Citing PatentFiling datePublication dateApplicantTitle
US7302316Sep 14, 2004Nov 27, 2007Brigham Young UniversityProgrammable autopilot system for autonomous flight of unmanned aerial vehicles
US7400950Mar 21, 2005Jul 15, 2008Stefan ReichOptical sensing system and system for stabilizing machine-controllable vehicles
Classifications
U.S. Classification244/190, 244/196, 356/139.03, 244/189, 244/194, 244/195
International ClassificationG05D1/00
Cooperative ClassificationG05D1/0033
European ClassificationG05D1/00C4
Legal Events
DateCodeEventDescription
Apr 1, 2008FPExpired due to failure to pay maintenance fee
Effective date: 20080208

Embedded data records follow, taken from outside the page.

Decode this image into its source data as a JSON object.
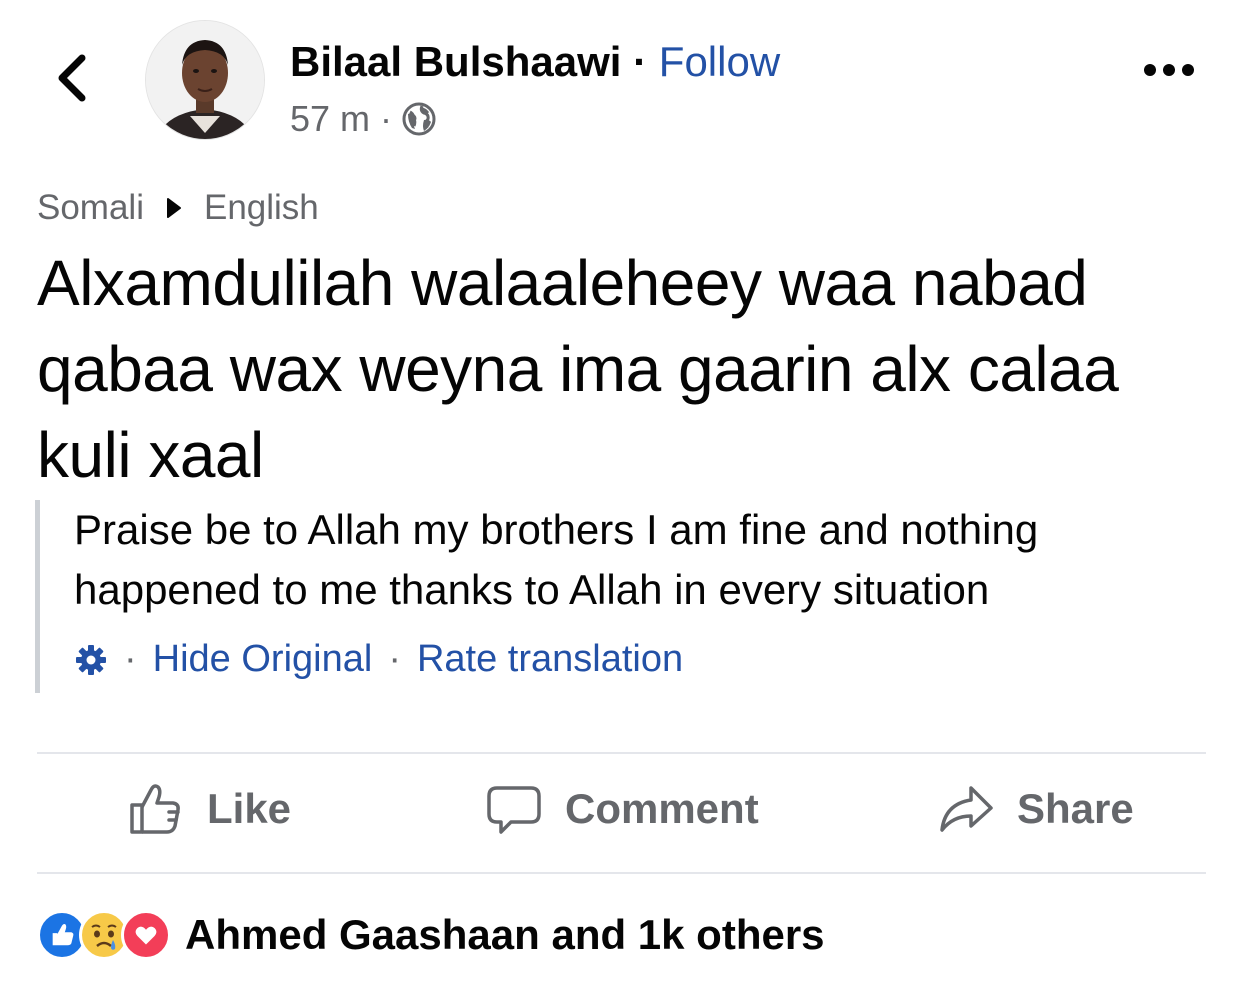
{
  "header": {
    "author_name": "Bilaal Bulshaawi",
    "separator": "·",
    "follow_label": "Follow",
    "time": "57 m",
    "meta_separator": "·",
    "privacy_icon": "globe-icon",
    "more_icon": "more-options-icon",
    "back_icon": "chevron-left-icon"
  },
  "translation_bar": {
    "source_language": "Somali",
    "target_language": "English"
  },
  "post": {
    "original_text": "Alxamdulilah walaaleheey waa nabad qabaa wax weyna ima gaarin alx calaa kuli xaal",
    "translated_text": "Praise be to Allah my brothers I am fine and nothing happened to me thanks to Allah in every situation"
  },
  "translation_tools": {
    "settings_icon": "gear-icon",
    "sep1": "·",
    "hide_original": "Hide Original",
    "sep2": "·",
    "rate_translation": "Rate translation"
  },
  "actions": {
    "like": "Like",
    "comment": "Comment",
    "share": "Share"
  },
  "reactions": {
    "summary": "Ahmed Gaashaan and 1k others",
    "types": [
      "like",
      "sad",
      "love"
    ]
  },
  "colors": {
    "link_blue": "#2351a6",
    "secondary_text": "#65676b",
    "like_blue": "#1b74e4",
    "love_red": "#f33e58",
    "sad_yellow": "#f7c948"
  }
}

Feb 8, 2008LAPSLapse for failure to pay maintenance fees
Aug 20, 2007REMIMaintenance fee reminder mailed
Aug 5, 2003FPAYFee payment
Year of fee payment: 4
Nov 3, 1997ASAssignment
Owner name: LODGE FLYING LTD., ENGLAND
Free format text: ASSIGNMENT OF ASSIGNORS INTEREST;ASSIGNORS:WRIGHT, ELLIOT;TSIBIZOV, IGOR E.;REEL/FRAME:008787/0351;SIGNING DATES FROM 19970801 TO 19970901